26 February 2019
When Ivan Dagg was told by doctors that his cancer of the bowel had spread to his liver his future looked uncertain. He was given only a six percent chance of surviving five years with chemotherapy treatment and a fifty percent chance at best if he had liver surgery.
Today, five years after he was first diagnosed, Ivan, 53, an inspection engineer from Hull, is celebrating the start of a new year with his family. It’s a year he thought he might not be here to see. After having four surgical procedures and chemo to remove recurring tumours on his liver, his latest procedure, which is being hailed as ‘a world-first’ at Spire Leeds Hospital has given Ivan a reason to feel hopeful.
“The last few years have been a roller coaster. I’m finally feeling positive about my future,” said Ivan who is married to Kathryn and has two grown-up daughters.
Symptoms first started in 2013 when Ivan began to experience extreme exhaustion and lost weight. “I’d hardly ever been ill. I knew something was wrong, my condition worsened, and I started to pass blood.”
Ivan spent the remainder of 2013 going back and forth to GPs before being diagnosed in November that year with stage four bowel cancer. He had surgery in Hull to remove the tumour. He then discovered it had spread to the liver.
He was referred to Professor Peter Lodge, consultant hepatobiliary surgeon at Spire Leeds Hospital and one of the world’s most experienced liver surgeons who has a national and international reputation for taking on the most complex liver surgery cases. Ivan’s four tumours were too large for surgery and he was given chemo to shrink them. He underwent his first liver resection surgery under the care of Professor Lodge in August 2014, which was followed by more chemo. Cancer returned, and he had two more operations in the following years to remove more tumours.
Last year a routine scan at Spire Leeds Hospital showed a new secondary tumour located in a difficult position, made worse by the fact that previous operations had involved removing large portions of his liver along with the associated major blood vessels. This was to prove a challenge for his next surgery.
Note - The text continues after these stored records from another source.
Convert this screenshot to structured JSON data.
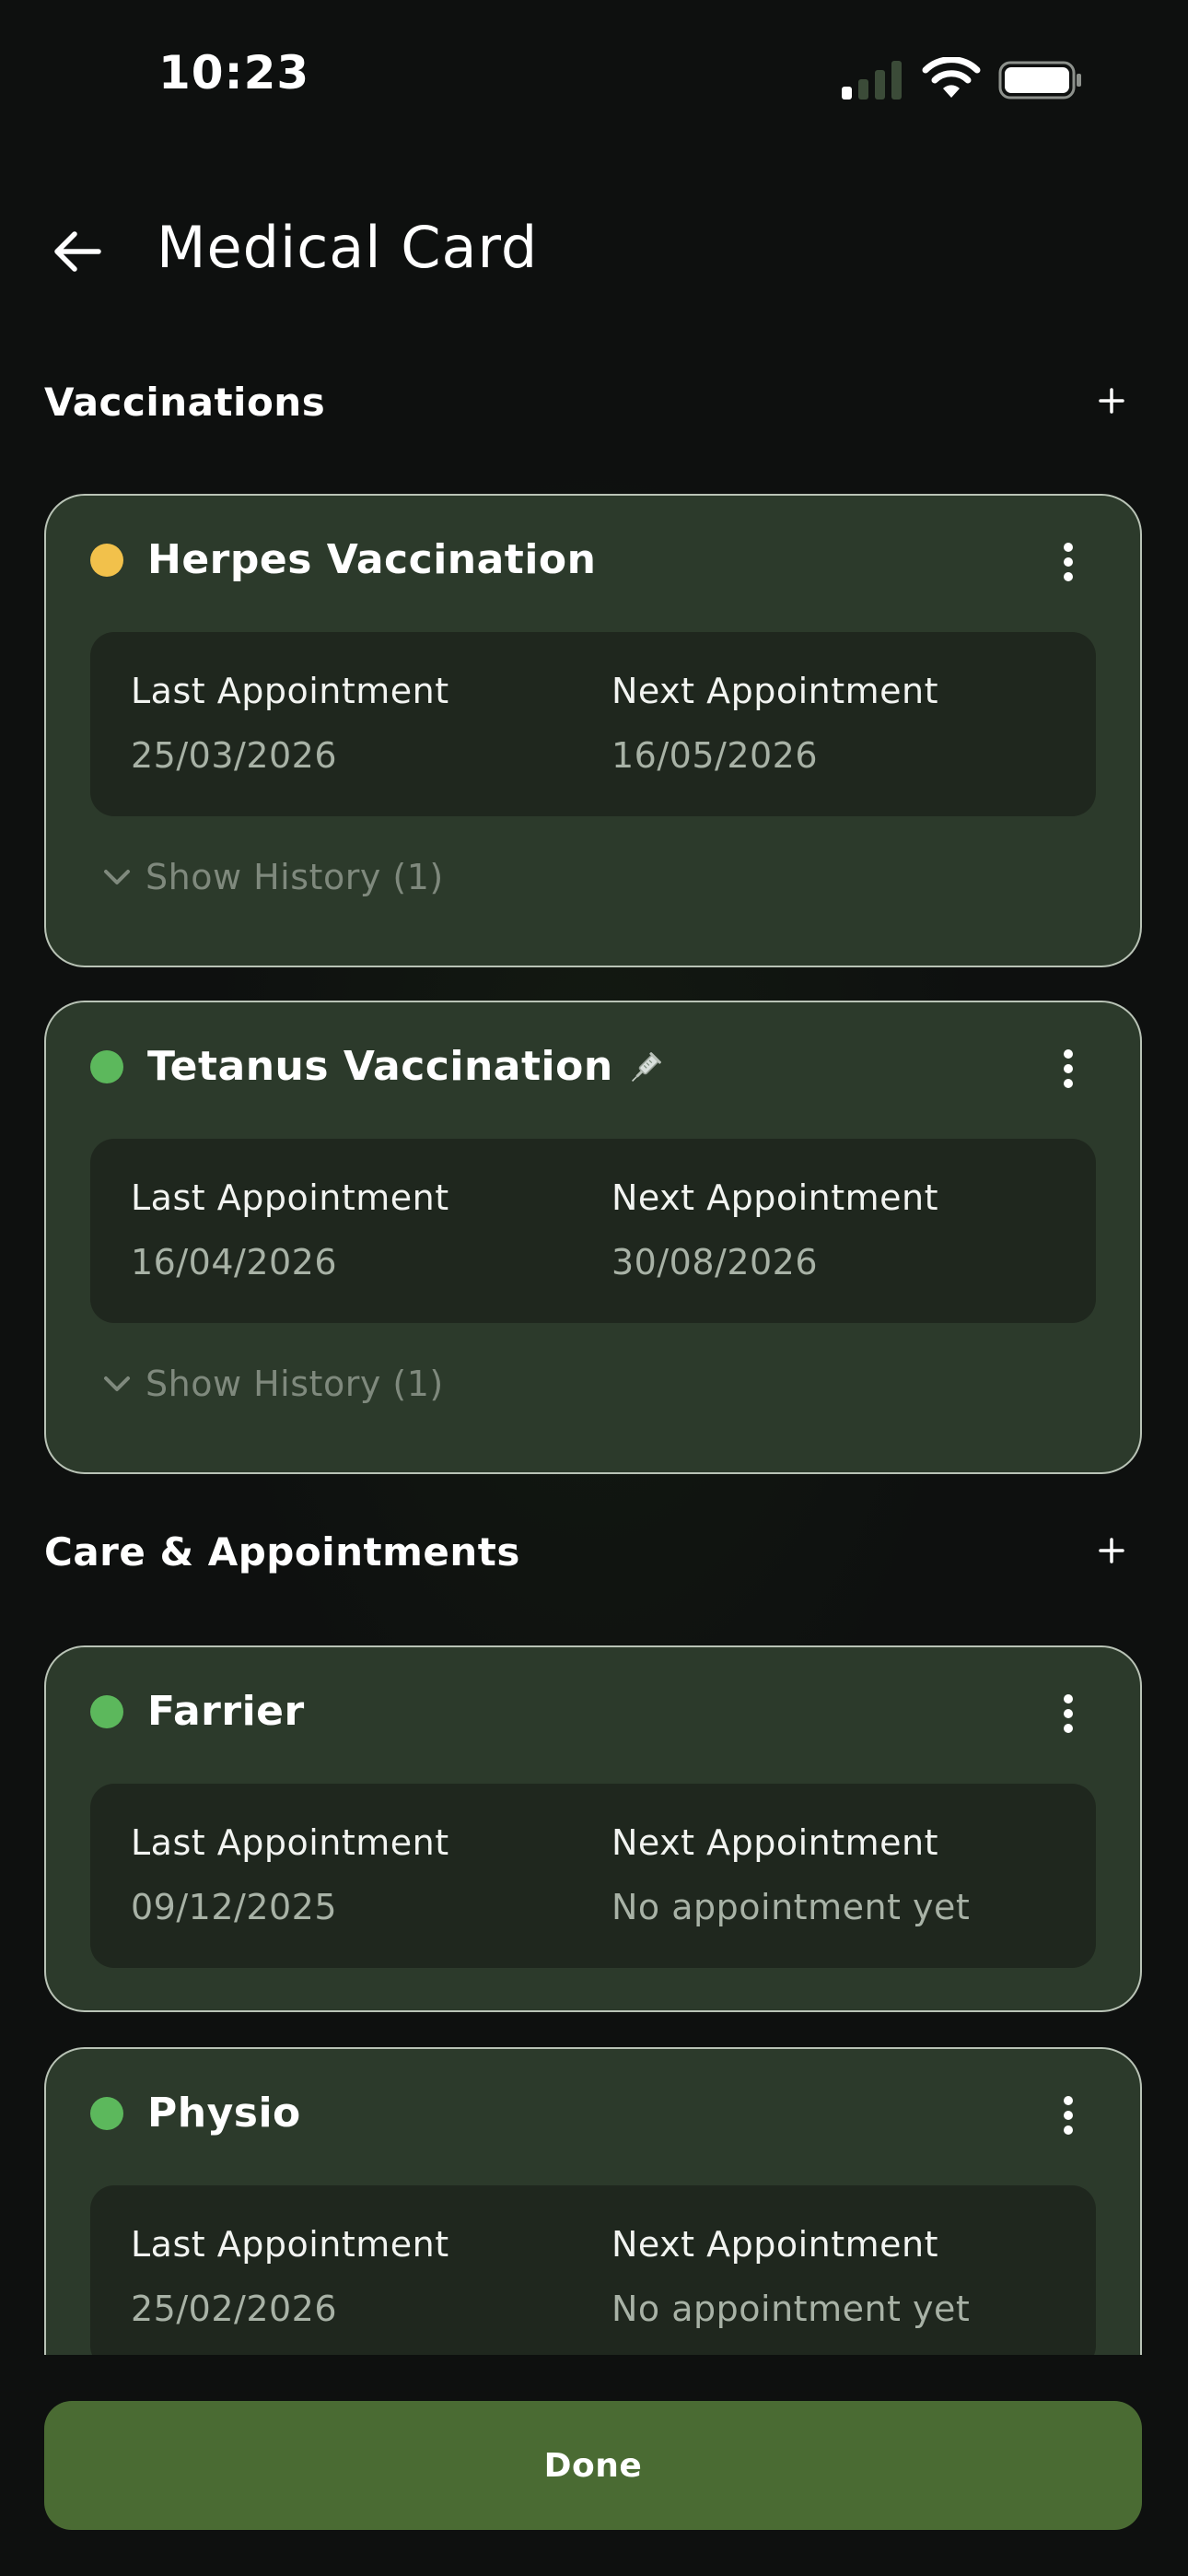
{
  "status_bar": {
    "time": "10:23"
  },
  "header": {
    "title": "Medical Card",
    "back_icon": "arrow-left-icon"
  },
  "sections": {
    "vaccinations": {
      "title": "Vaccinations",
      "add_icon": "plus-icon"
    },
    "care": {
      "title": "Care & Appointments",
      "add_icon": "plus-icon"
    }
  },
  "labels": {
    "last": "Last Appointment",
    "next": "Next Appointment"
  },
  "cards": [
    {
      "title": "Herpes Vaccination",
      "status_color": "#f2c14b",
      "last": "25/03/2026",
      "next": "16/05/2026",
      "history": "Show History (1)"
    },
    {
      "title": "Tetanus Vaccination",
      "status_color": "#5cb85c",
      "last": "16/04/2026",
      "next": "30/08/2026",
      "history": "Show History (1)",
      "icon": "syringe-icon"
    },
    {
      "title": "Farrier",
      "status_color": "#5cb85c",
      "last": "09/12/2025",
      "next": "No appointment yet"
    },
    {
      "title": "Physio",
      "status_color": "#5cb85c",
      "last": "25/02/2026",
      "next": "No appointment yet"
    }
  ],
  "footer": {
    "done_label": "Done"
  },
  "colors": {
    "accent": "#4a6b33",
    "card_bg": "#2c3a2b",
    "background": "#0e100f"
  }
}
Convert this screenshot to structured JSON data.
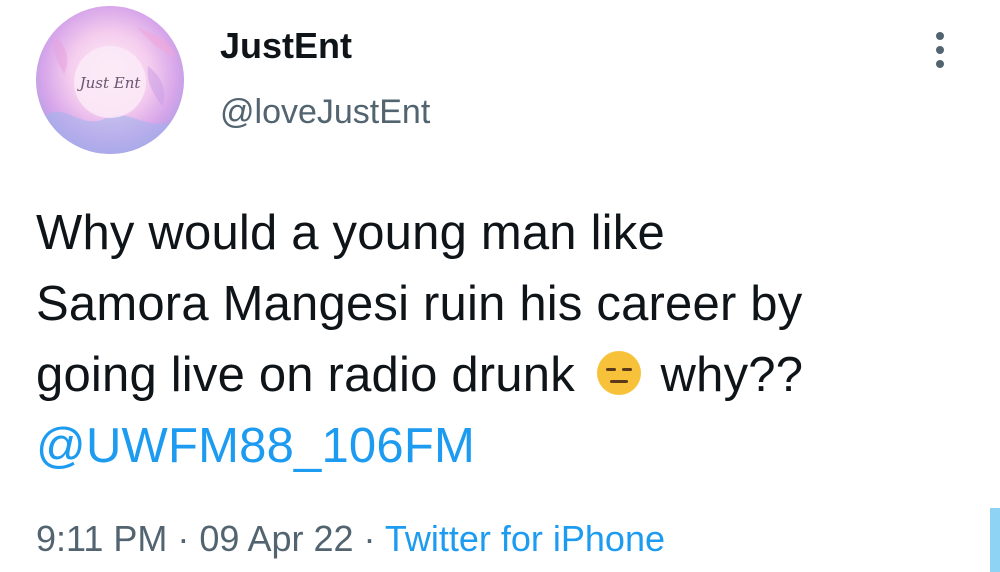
{
  "author": {
    "display_name": "JustEnt",
    "handle": "@loveJustEnt",
    "avatar_text": "Just Ent"
  },
  "tweet": {
    "line1": "Why would a young man like",
    "line2": "Samora Mangesi ruin his career by",
    "line3_before_emoji": "going live on radio drunk ",
    "line3_after_emoji": "why??",
    "emoji": "expressionless-face",
    "mention": "@UWFM88_106FM"
  },
  "meta": {
    "time": "9:11 PM",
    "separator": " · ",
    "date": "09 Apr 22",
    "source": "Twitter for iPhone"
  },
  "colors": {
    "link": "#1d9bf0",
    "secondary_text": "#536471",
    "primary_text": "#0f1419"
  }
}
Ivan underwent his fourth liver resection in January 2018 which involved a ‘world-first’ in liver surgery.
Professor Lodge described the procedure, “This is a brand-new liver surgery operation, truly a world-first. During Ivan’s three previous operations I had to remove major blood vessels called hepatic veins. The new tumour was involving all of the remaining hepatic veins. These major veins drain blood out of the liver and are essential for survival. I did not think that the situation was operable initially, but I saw that Ivan had grown a new vein in the part of the liver that had regenerated following the previous liver resection operations.
“Things went well so we were able to remove the tumour successfully along with the major hepatic veins, leaving Ivan’s liver surviving on only the new vein. If he had not grown a new vein then I would not have been able to do the surgery. This is a new avenue for developing new liver operations. There is still a lot we don’t know about how the liver regenerates after liver surgery; Ivan’s case demonstrates how we must be more imaginative and strive to improve outcomes as much as we can.”
Professor Lodge added, “This was very high-risk and extremely complicated liver surgery and one of the most difficult that I have ever had to do. Spire Leeds Hospital is one of only a very few private hospitals in the UK to have the necessary facilities for this type of complex surgery. Part of my work at Spire is to offer patients a second opinion when they have been turned down for liver surgery elsewhere. Obviously, there are many patients who I sadly cannot help but we have had some remarkable successes over the years.
“Without surgery, Ivan would have been faced with having only a few months to live. I think that chemotherapy may have given him a few extra months but that’s all. It’s still early days but I’m very pleased with Ivan’s progress. We will be keeping a close eye on him but I’m hopeful that he will continue to do well.” he added.
Ivan said, “I woke up after surgery and Professor Lodge told me he had been able to remove the tumour. That was fantastic to hear! Now I’m back at work and looking forward to the future with my family. Nobody knows what’s going to happen in the future but I feel very lucky. There could have been a very different outcome!”
Ivan returned to Spire Leeds Hospital in December 2018 to have his portacath removed. His last scan in October showed he was clear of cancer. He will continue to return to Spire for scans every three months.